In my last post, I mentioned what I call the Balloon Squish. I thought I ought to take a minute to explain that term.
Two weeks after the party, you decide to clean behind the couch and in the process you find an old balloon. The balloon was full and vibrant two weeks ago, but now has faded to half its size and is all wobbly and squishy. As you pick up the balloon and head for the trash, you think of all the fun you had at the party, and look for something to pop the balloon with so that it won’t take up all the space in the trash can.

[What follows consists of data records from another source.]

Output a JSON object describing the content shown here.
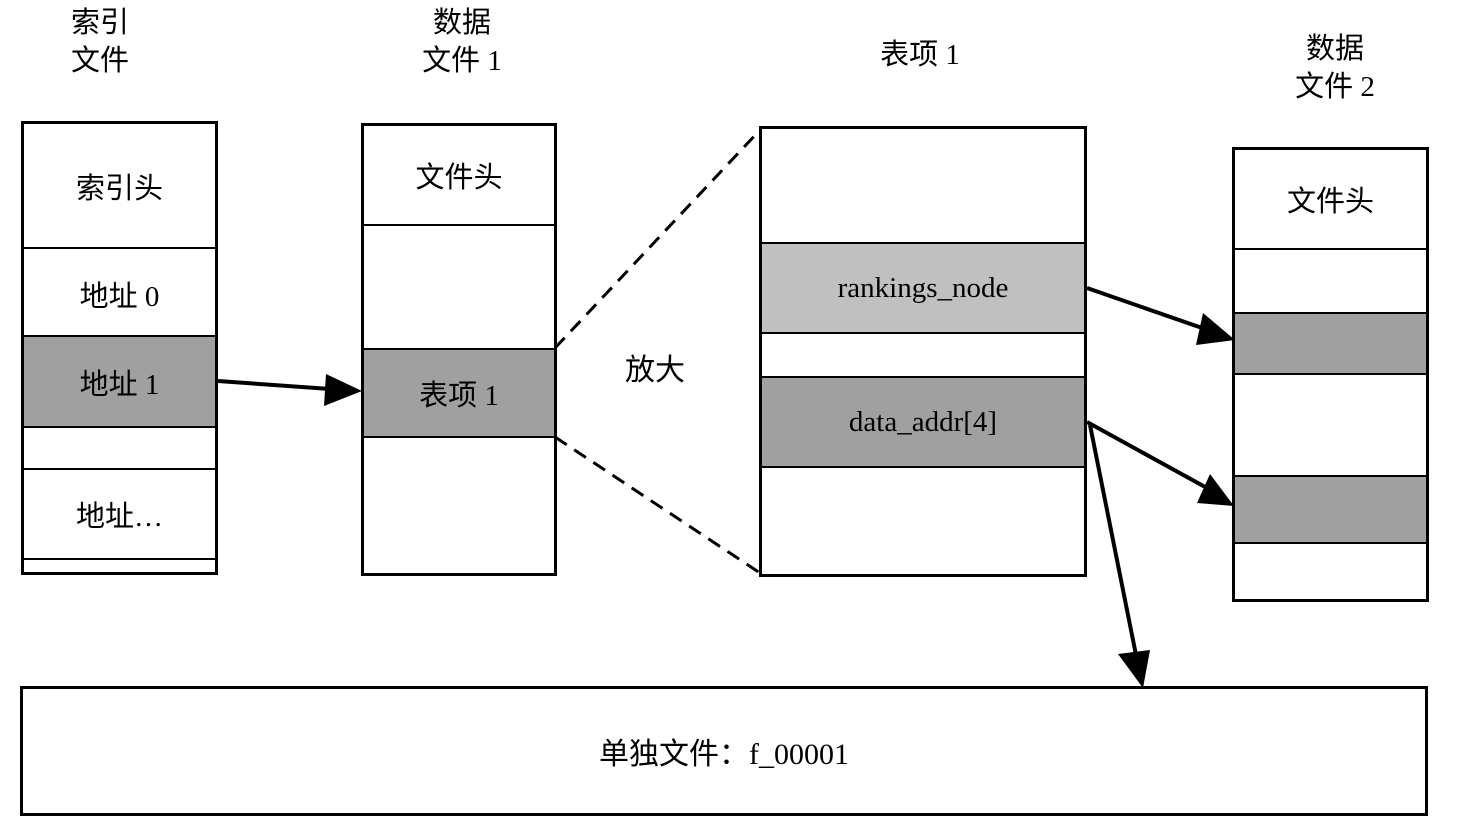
{
  "index_file": {
    "title_line1": "索引",
    "title_line2": "文件",
    "rows": [
      "索引头",
      "地址 0",
      "地址 1",
      "地址…"
    ]
  },
  "data_file_1": {
    "title_line1": "数据",
    "title_line2": "文件 1",
    "rows": [
      "文件头",
      "表项 1"
    ]
  },
  "zoom_label": "放大",
  "entry": {
    "title": "表项 1",
    "rows": [
      "rankings_node",
      "data_addr[4]"
    ]
  },
  "data_file_2": {
    "title_line1": "数据",
    "title_line2": "文件 2",
    "rows": [
      "文件头"
    ]
  },
  "single_file": {
    "label": "单独文件：f_00001"
  },
  "colors": {
    "dark_fill": "#a0a0a0",
    "light_fill": "#c0c0c0",
    "stroke": "#000000"
  }
}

On the way, you play with the balloon, squishing it between your hands. If you squeeze hard enough, you notice that sections of the balloon pop out between your fingers. Some parts go out between your thumbs, others go out up your arm. If you keep your hands in the same place on the balloon and squeeze in the same way every time, usually, with small variations, the balloon will squeeze out the same way every time. If you were to squeeze hard enough or hold the balloon long enough, it might develop a permanent stretch and maintain the squished out part even after you let go of the balloon.
We are a lot like balloons that are squeezed. When the trials of life hit us, we react. When the same trails hit us over and over again, usually we react in the same way, over and over again. Sometimes we react in good ways. Sometimes we react badly. But we always react. And sometimes our bodies join us in the reacting and sometimes they permanently react. I think mental illnesses, in general, are our body’s reaction to the stresses of life handled in natural (in the case of victims) and sinful (self-absorbed) ways. Suppose a three year old is beat every day by his alcoholic father. This produces incredible stress for a young fellow, by someone who God has put into his life to protect and serve him. From the first time his father beat him, he was reacting to his treatment. His mind was warping, his body was changing, his spirit was dying. Over time, his reaction to the treatment was having a greater and more far reaching effect on his person. It is no surprise that he might create a world inside his mind where he can go to escape the horrors of his torture. It makes sense that his mind would finally snap and might begin hearing voices in his head. The balloon squeezes until something in the balloon finally gives and a hunk jumps out between the fingers. And if the stress isn’t alleviated or is increased, the balloon can permanently stay popped out, even if later the squeeze is released.
If you were to confront the father about why he beats his son, I’m pretty sure he would give you an answer that to him, in the moment, makes perfect sense. Let’s suppose he isn’t doing a very good job at work, his boss is expecting things he can’t physically do. Suppose, he reacts to his situation at work (where he is a victim like his son is a victim at home) by stopping by the bar on the way home. After spending a few of hours chatting with his Norms, he staggers home, and in blind rage beats his noisy son to a pulp. He has been a victim (his boos), but he’s added to his balloon squeeze by not going home and loving his wife and son, by getting drunk, by beating up his son, and sleeping in late the next morning (which adds to his trouble with his boss). The guilt, shame, and overall disgust and self-hatred, mixed with is worldly love of himself, is creating an incredible balloon squish. And all these reactions are the balloon popping out through the fingers. So, the man is not only squishing out, he is increasing the squish as he squishes out. Eventually, something will pop, snap, or happen in his life. Some things may be permanent, some not so permanent.
The Bible is full of examples of people who suffer. In fact, will find suffering on every page of your Bible. Both kinds of suffering are there: those who are victims and those who create victims. The only passage in the Bible where there is no suffering is in the first two chapters. From then on, things get worse and worse, until the end of the Gospels when Jesus rises from the dead. And notice he rises from the dead. Even he didn’t have all that much fun when he was alive on the earth. In fact, the Bible is a book written to people who are suffering. And everyone suffers. Some more than others.
The Bible also presents the way through suffering. Suffering is given to us as a gift to humble us, to bring us to God, to cause us to trust in him and to live with one another in an understanding way. We are supposed to let the troubles we face take us to the throne of Christ, to the lap of God, to seek respite in the presence of the only one who can save and give peace—even in the midst of pain and suffering.
When the squeeze of life comes to us we can either run to our own devices or we can run to Jesus. If we run to our own devices, we run to death. If we run to Jesus, we run to life.